dium luminous substance disposed along substantially the whole periphery thereof.

5. The combination with au optical nstrument, of a transparent body, relatively 'deep and narrow grooves in a surface thereof defining hair-lines and a radium luminous substance to make said hair lines visible.

6. The. combination with an optical instrument, of a glass plate, a relatively deep and narrow groove in a surface thereof defining a line of reference and a radiumluminous substance to make said line visible.

't'. The combination withV an optical instrument, of a glass late in an image plane thereof, a relatively ee and narrow groove in a surface thereof to define a hair-line and a radium-luminous substance to make said hair-line visible.

9. The combination with an optical instrument, of a glass plate in an image'plane thereof, relatively deep and narrow grooves in a surface thereof to define hair-lines and a radiuni-luminous substance distributedV deep and narrow grooves in the plate, a recess adjacent the edge of the glass plate, and radium-luminous material in said recess.

In testimony whereof, I afiix my signature.


of said disk topmake'
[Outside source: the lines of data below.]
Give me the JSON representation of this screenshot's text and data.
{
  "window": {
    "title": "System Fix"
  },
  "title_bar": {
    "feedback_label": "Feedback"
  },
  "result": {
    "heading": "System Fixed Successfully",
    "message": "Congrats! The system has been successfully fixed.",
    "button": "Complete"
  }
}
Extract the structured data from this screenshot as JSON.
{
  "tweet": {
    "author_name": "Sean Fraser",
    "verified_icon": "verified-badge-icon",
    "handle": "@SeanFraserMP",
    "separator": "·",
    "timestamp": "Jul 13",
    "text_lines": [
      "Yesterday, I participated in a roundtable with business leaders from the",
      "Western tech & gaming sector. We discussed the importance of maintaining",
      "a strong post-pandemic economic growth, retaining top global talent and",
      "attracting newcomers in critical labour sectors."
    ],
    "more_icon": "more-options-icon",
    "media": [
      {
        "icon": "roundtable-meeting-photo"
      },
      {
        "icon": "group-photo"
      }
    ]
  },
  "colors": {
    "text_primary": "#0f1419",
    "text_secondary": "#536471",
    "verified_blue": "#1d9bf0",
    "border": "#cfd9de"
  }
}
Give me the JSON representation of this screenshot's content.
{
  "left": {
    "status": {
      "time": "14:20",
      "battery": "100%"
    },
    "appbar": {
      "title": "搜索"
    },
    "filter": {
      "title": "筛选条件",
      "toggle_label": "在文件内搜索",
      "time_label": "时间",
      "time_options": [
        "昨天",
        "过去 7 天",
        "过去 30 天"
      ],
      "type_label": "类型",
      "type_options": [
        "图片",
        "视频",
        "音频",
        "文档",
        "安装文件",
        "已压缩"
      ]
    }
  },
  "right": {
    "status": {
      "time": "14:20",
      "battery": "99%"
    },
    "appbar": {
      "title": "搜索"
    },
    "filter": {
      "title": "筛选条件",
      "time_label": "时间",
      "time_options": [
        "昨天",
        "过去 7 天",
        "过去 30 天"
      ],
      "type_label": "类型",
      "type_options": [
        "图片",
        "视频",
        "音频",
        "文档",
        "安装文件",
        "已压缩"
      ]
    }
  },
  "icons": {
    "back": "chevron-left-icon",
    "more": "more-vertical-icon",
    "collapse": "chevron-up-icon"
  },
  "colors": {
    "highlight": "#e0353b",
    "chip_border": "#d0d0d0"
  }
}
Referenced by
Citing PatentFiling datePublication dateApplicantTitle
US2468402 *Jun 14, 1945Apr 26, 1949Bausch & LombMethod of marking glass
US2476340 *May 4, 1946Jul 19, 1949United States Radium CorpOptical instrument illumination control
US2486566 *Mar 17, 1945Nov 1, 1949Bausch & LombMethod of marking glass
US2488541 *Mar 22, 1946Nov 22, 1949Holme Thomas TReticle illuminating source for firearm sighting devices
US2490091 *Feb 14, 1945Dec 6, 1949Reardon Robert ESelf-luminous reticle
US2494992 *Apr 2, 1943Jan 17, 1950Westinghouse Electric CorpCathode-ray tube
US2527043 *Apr 16, 1949Oct 24, 1950United States Radium CorpOptical instrument illumination device
US2638814 *Mar 26, 1947May 19, 1953Keuffel & Esser CoReflecting telescope
US2662187 *Jul 11, 1951Dec 8, 1953American Optical CorpOptical system
US2806146 *Jan 12, 1953Sep 10, 1957Thompson John HChi-ray beam columnator
US2929931 *Oct 14, 1955Mar 22, 1960American Cyanamid CoFluorescent glass container marking
US3488498 *Mar 13, 1968Jan 6, 1970Textron IncComparator charts using a luminous line
US3838917 *Mar 30, 1973Oct 1, 1974EcaSystem for displaying a point on a transparent or translucent screen
US3880529 *Aug 16, 1971Apr 29, 1975Hughes Aircraft CoSighting device
US5025564 *May 16, 1989Jun 25, 1991Sanders Ronald JSight viewing apparatus
US5189560 *Feb 15, 1991Feb 23, 1993Edwards Optical CorporationSighting telescope for simultaneous viewing of target and sight
US6802131 *Sep 5, 2002Oct 12, 2004Raytheon CompanySide-illuminated target structure having uniform ring illumination
US7175923Apr 22, 2004Feb 13, 2007Kabushiki Kaisha Light Kohki Seisakushophosphorescence pigment contains a phosphor selected from SrAl2O4: Eu, Dy; Sr4Al14O25: Eu, Dy; and CaAl2O4: Eu, Nd; improved visibility even in dark places
US20120293865 *May 20, 2011Nov 22, 2012Asia Optical Co., Inc.Autoluminescence Reticle Embedded Scope
EP2682806A1 *Jul 4, 2013Jan 8, 2014Carl Zeiss Sports Optics GmbHReticle for a Telescope
WO2003040800A1 *Jul 30, 2002May 15, 2003Bushnell CorpIlluminated reticle
U.S. Classification250/467.1, 42/131
Cooperative ClassificationG02B27/34